The Liberal Democratic Party’s abuse of its massive majority in the Diet reached a new low with its move to ram questionable Upper House electoral reform through the chamber.

An Upper House committee and the chamber’s plenary session on July 11 passed the LDP-sponsored bill to revise the Public Offices Election Law to increase the number of its seats by six.

The bill was passed in the face of opposition from all the opposition parties.

Although the bill will be sent to the Lower House, it is firmly on track to become law.

An electoral system affects the foundation of democracy. The ruling party has unilaterally and forcibly changed the way the Upper House is elected through just six hours of debate at a committee.

This is a legislative outrage, pure and simple, and an act of making a mockery of the democratic process.

To make the LDP’s move even more maddening, the bill is totally aimed at serving the party’s political interests.

In addition to increasing the number of Upper House members to be elected from Saitama Prefecture by two, the bill is also designed to introduce a “special category” into each party’s list of candidates for the chamber’s proportional representation seats. Each party will be allowed to list candidates on whom it puts a high priority as “special category” candidates, while its other proportional representation candidates are elected in order of the number of votes they have garnered, under the current system. The total number of proportional representation seats will be increased by four.

This change is clearly intended as a means to save the jobs of LDP Upper House members who will be unable to run from a prefectural constituency because of the integration of two pairs of prefectural districts--the Shimane and Tottori districts and the Tokushima and Kochi districts--into one each. This integration has cut the number of candidates to be elected from these four prefectures in a specific Upper House poll from four to two--one from the new Shimane-Tottori district and one from the Tokushima-Kochi district.

Previously, each party determined who on its list of candidates for the proportional representation seats had been elected according to the number of seats it had been allocated according to the total number of votes it had won.

But in 2000, the LDP forcibly changed this system to one under which the proportional representation candidates are elected in order of the number of “candidate name votes” they had won.

The latest reform will change the system partially back to the old approach. This is political opportunism at its worst.

The bill doesn’t specify the number of candidates that can be listed for the special high priority category. It only says a party can designate “a part” of its proportional representation candidates for this class, which means parties can list as many candidates for this category as they like as long as they don’t include “all” their candidates for the proportional representation segment.

This new quota element will make the voting system for the Upper House’s proportional representation component, which already requires voters to decide whether to write the name of a candidate or that of a party, even more complicated.

At the time of the previous revision to the Upper House electoral system in 2015, which integrated the two pairs of prefectural constituencies, the parties agreed on an additional clause calling for a “fundamental review” of the overall system by the 2019 Upper House poll, saying a decision based on the review has to be made without fail.

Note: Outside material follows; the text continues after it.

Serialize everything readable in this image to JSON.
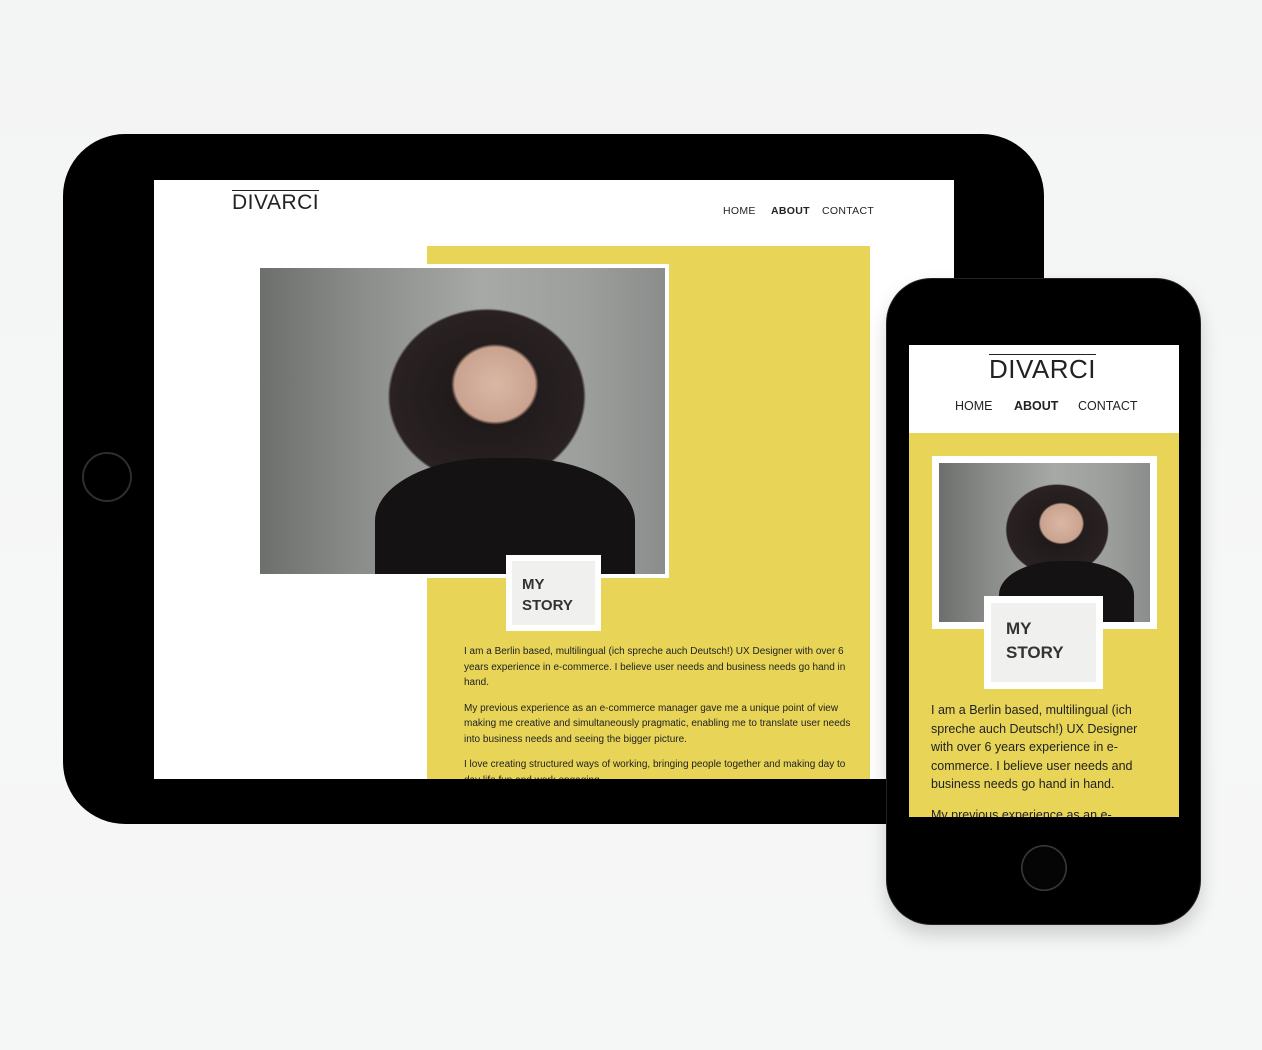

This raised expectations of a major reform of the system to elect the Upper House, which not only redresses the serious disparity of vote values, but also reflects new definitions of the different roles of the Upper and Lower houses.

But the LDP’s bill will not make any change to the basic framework of the current dual system of prefectural constituencies and proportional representation. The only improvement will be a reduction in the vote-value disparity slightly below 3-to-1 due to the increase of the number of seats elected from Saitama Prefecture from six to eight.

During the party head debate in June, Prime Minister Shinzo Abe admitted that the revision is a “stopgap measure.”

There is absolutely no element that qualifies as a major reform.

Such contempt for the law should never be tolerated.

The only past increase in the number of the Upper House seats occurred when it was raised by two after Okinawa was returned to Japan in 1972, creating a new prefectural constituency.

The LDP has failed to make any compelling case for the latest increase, only the second in history.

During the debate on the Upper House electoral system, some parties made proposals for a radical overhaul. Komeito, the LDP’s junior coalition partner, and Nippon Ishin (Japan Innovation Party) proposed to replace the current system with one based on 11 regional constituencies.

The Democratic Party for the People and the coalition of the Constitutional Democratic Party and the Party of Hope have also submitted their own proposals.

But the LDP gave the cold shoulder to all these proposals and Komeito eventually played ball with the ruling party.

The LDP’s outrageous act has strongly underscored the crisis of democracy in this nation.

--The Asahi Shimbun, July 12